What are the ups and downs of the job? Being able to pay my bills with something I love to do is one of the greatest feelings in the world. I get to travel, meet and work with amazing people. The feeling I get by making people happy I when they study with me is incredible. Getting the chance to play and meet your heroes, is priceless. Weird things happen when you don’t expect it, like when I was invited to play some congas with the great Luis Conte during one of his clinics in The Netherlands. The first time I travelled to LA to visit the NAMM show. I got invited to the studio where the amazing guitar player Julian Coryell was recording a album with Mark Schulman. He asked me to play percussion on one of his tracks and I ended up doing eight tracks!
The downside, still having to play if I’m sick, the show must go on! Not a lot of sleep, working long days, jet lag, worry if you are getting payed on time or sometimes if you get payed at all! The joys of being freelance.
Do people view you differently as a woman in the music business? In the beginning of my career I always had the feeing that i had to prove myself and work twice as hard, Now after 18 years as a professional musician and winning the award of best percussionist Benelux you would think people would take you seriously. However some people still think differently, oh well.
Describe your practice routine. I’m not the most disciplined student, but if I need to study new material or instruments like I’m doing right now with the Octopad and Handsonic from Roland, I give it my all. I wake up early in the morning, go for a walk to clear my mind. Then I take my sticks and my practice pad to warm up for an hour or so. I continue doing some exercises on my congas and pandeiro and then go on with the new stuff I have to learn. I also like to study with other percussionists like the great Gerardo Rosales.
What do you do to relax? Hanging out with family and friends, eating an laughing. Going to the movies, concerts, reading or exercise, sadly I don’t have the time for everything. I love taking pictures, I take my photo camera everywhere I go.

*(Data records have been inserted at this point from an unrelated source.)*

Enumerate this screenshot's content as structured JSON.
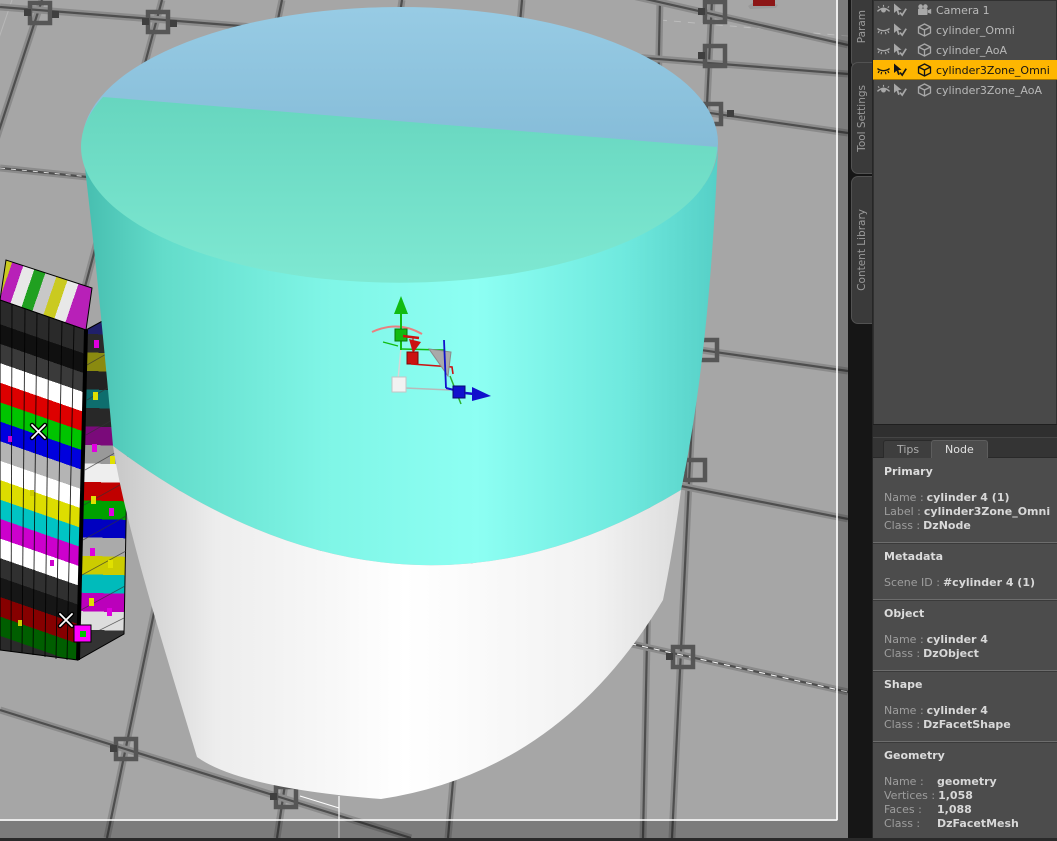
{
  "app": {
    "description": "3D modeling viewport with scene tree and node properties panel"
  },
  "colors": {
    "selection_highlight": "#feb601",
    "panel_background": "#4c4c4c",
    "floor": "#a6a6a6",
    "cylinder_side_cyan": "#7df2e4",
    "cylinder_cap_back_blue": "#8fc3dd",
    "cylinder_cap_front_teal": "#72dcc6",
    "cylinder_bottom_white": "#ffffff",
    "axis_x_red": "#cc1111",
    "axis_y_green": "#11bb11",
    "axis_z_blue": "#1111cc"
  },
  "scene_tree": {
    "items": [
      {
        "label": "Camera 1",
        "icon": "camera",
        "eye": "open",
        "selected": false
      },
      {
        "label": "cylinder_Omni",
        "icon": "cube",
        "eye": "closed",
        "selected": false
      },
      {
        "label": "cylinder_AoA",
        "icon": "cube",
        "eye": "closed",
        "selected": false
      },
      {
        "label": "cylinder3Zone_Omni",
        "icon": "cube",
        "eye": "closed",
        "selected": true
      },
      {
        "label": "cylinder3Zone_AoA",
        "icon": "cube",
        "eye": "open",
        "selected": false
      }
    ]
  },
  "side_tabs": {
    "parameters": "Param",
    "tool_settings": "Tool Settings",
    "content_library": "Content Library"
  },
  "bottom_tabs": {
    "tips": "Tips",
    "node": "Node",
    "active": "Node"
  },
  "node_panel": {
    "primary": {
      "title": "Primary",
      "rows": [
        {
          "label": "Name :",
          "value": "cylinder 4 (1)"
        },
        {
          "label": "Label :",
          "value": "cylinder3Zone_Omni"
        },
        {
          "label": "Class :",
          "value": "DzNode"
        }
      ]
    },
    "metadata": {
      "title": "Metadata",
      "rows": [
        {
          "label": "Scene ID :",
          "value": "#cylinder 4 (1)"
        }
      ]
    },
    "object": {
      "title": "Object",
      "rows": [
        {
          "label": "Name :",
          "value": "cylinder 4"
        },
        {
          "label": "Class :",
          "value": "DzObject"
        }
      ]
    },
    "shape": {
      "title": "Shape",
      "rows": [
        {
          "label": "Name :",
          "value": "cylinder 4"
        },
        {
          "label": "Class :",
          "value": "DzFacetShape"
        }
      ]
    },
    "geometry": {
      "title": "Geometry",
      "rows": [
        {
          "label": "Name :",
          "value": "geometry"
        },
        {
          "label": "Vertices :",
          "value": "1,058"
        },
        {
          "label": "Faces :",
          "value": "1,088"
        },
        {
          "label": "Class :",
          "value": "DzFacetMesh"
        }
      ]
    }
  }
}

What has been the highlight of your playing career so far? I played at all the big venues in The Netherlands and Belgium. Worked with so many artist , Signing my international deal with Remo. My endorsements, Remo, Roland, Istanbul Agop, Stagg Cases, Qsticks). playing with Mark Schulman on the album of Julian Coryell. The session I did in Hollywood, at the Cat and Filddle with a.o. Mark Schulman (drummer Pink), Vivian Campbell (Whitesnake), Eva Gardner (bassplayer Pink), Justin Derrico (guitarplayer Pink), Todd Morse (Offspring), Ken Stacey (backing vocalist Michael Jackson). I was invited to play three songs with Incognito (famous band from England) The award that I won, Best Percussionist Benelux 2013.
Seeing my photo on the Remo booth at the Namm show and signing drumheads with my Remo percussion colleagues in LA, writing and taking pictures for a 4 page article about my first Namm visit for a dutch music magazine
Is there any advice you would give to any budding female percussionist out there? Follow your dreams, be different, practice, work hard, watch other musicians play, get inspired, don’t let anybody say you can not do it!
What does 2014 hold for you? I start the year with a gig in Detroit for BMW, then new projects: The group Caramba and the new international female drum group Beat the Kitchen. Working on my first album, Doing demos for Remo and Roland , Organizing a drum event together with a Dutch radio DJ for the Dutch Lung Fund
Do you still have any goals and ambitions? Finishing my first album. Continuing working on great projects, doing a world tour with a international artist. Improving my skills on electronic percussion as well as acoustic percussion, playing at international drum festivals, just becoming a better musician over all.